*What is required*: Which lines of the records hold the string "true"? Report only how many of them there are.

*Supplied information*:

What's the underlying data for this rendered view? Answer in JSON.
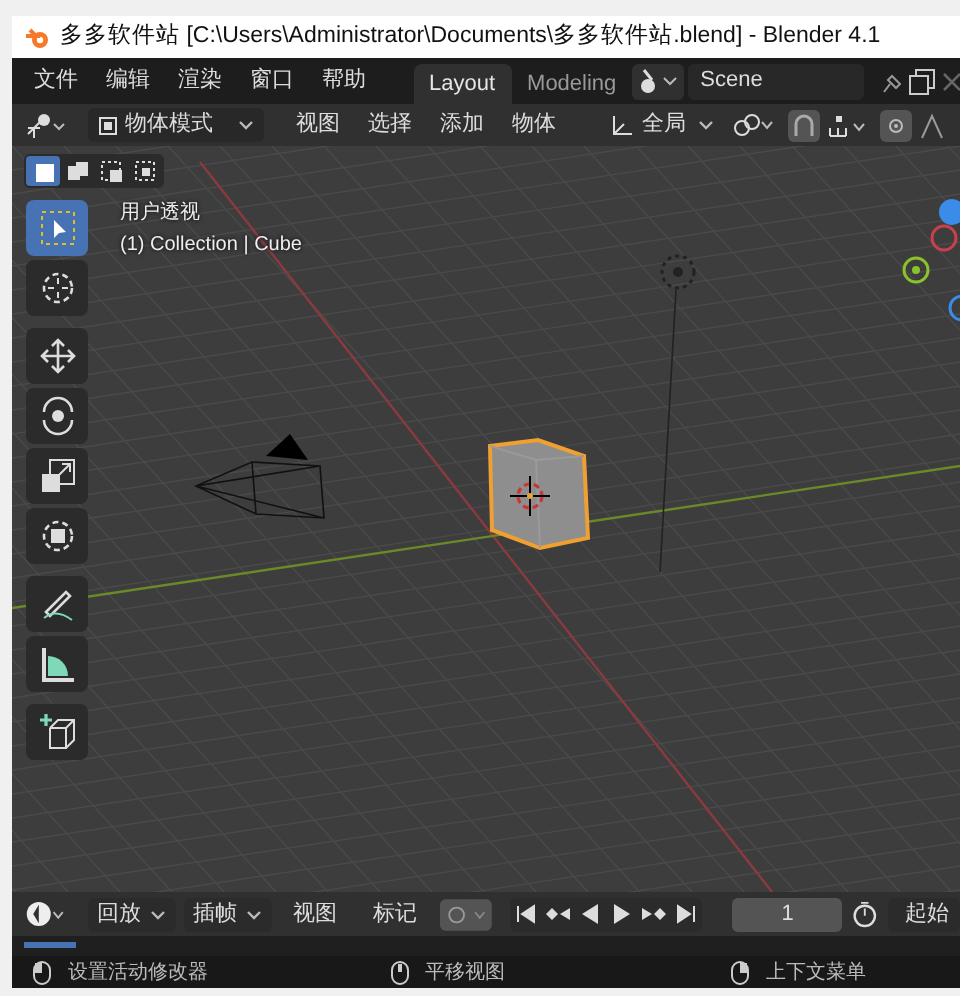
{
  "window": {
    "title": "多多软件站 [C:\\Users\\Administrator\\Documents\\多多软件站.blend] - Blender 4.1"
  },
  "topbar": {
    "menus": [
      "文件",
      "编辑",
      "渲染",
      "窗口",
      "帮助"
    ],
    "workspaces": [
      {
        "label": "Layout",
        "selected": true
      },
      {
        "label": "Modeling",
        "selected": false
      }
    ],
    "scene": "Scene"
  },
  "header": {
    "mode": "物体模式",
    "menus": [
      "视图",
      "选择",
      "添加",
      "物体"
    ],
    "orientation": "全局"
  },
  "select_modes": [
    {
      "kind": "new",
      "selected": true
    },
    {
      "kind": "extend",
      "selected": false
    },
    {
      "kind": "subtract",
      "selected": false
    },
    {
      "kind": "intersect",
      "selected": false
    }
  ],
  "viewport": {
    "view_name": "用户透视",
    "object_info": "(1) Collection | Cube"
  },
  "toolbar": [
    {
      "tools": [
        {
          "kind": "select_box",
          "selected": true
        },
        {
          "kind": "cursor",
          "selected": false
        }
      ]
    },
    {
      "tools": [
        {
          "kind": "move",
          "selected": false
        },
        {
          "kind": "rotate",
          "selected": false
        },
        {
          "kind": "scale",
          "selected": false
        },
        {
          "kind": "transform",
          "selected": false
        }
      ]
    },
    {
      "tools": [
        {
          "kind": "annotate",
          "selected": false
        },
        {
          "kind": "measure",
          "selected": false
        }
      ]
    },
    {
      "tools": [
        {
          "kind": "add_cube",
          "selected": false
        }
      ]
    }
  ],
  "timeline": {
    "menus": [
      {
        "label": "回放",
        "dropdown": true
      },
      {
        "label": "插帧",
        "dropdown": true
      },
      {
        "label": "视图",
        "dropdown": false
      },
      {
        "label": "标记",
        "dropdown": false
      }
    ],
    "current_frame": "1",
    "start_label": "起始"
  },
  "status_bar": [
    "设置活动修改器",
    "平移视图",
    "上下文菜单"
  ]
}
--
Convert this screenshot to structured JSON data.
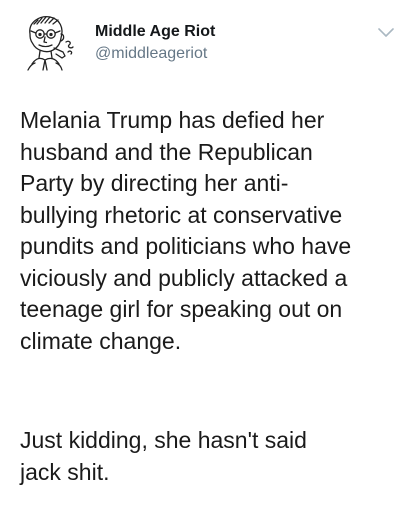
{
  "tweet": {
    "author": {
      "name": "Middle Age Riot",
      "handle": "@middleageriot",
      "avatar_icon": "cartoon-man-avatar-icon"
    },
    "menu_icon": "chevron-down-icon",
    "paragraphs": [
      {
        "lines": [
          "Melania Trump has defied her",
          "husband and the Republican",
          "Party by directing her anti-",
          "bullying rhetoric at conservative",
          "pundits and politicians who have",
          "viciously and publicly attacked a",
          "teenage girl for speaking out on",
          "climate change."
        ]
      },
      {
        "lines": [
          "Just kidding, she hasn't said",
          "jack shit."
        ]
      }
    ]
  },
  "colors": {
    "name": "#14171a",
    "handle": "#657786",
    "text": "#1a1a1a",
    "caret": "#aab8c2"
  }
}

*Answer to the problem*: 5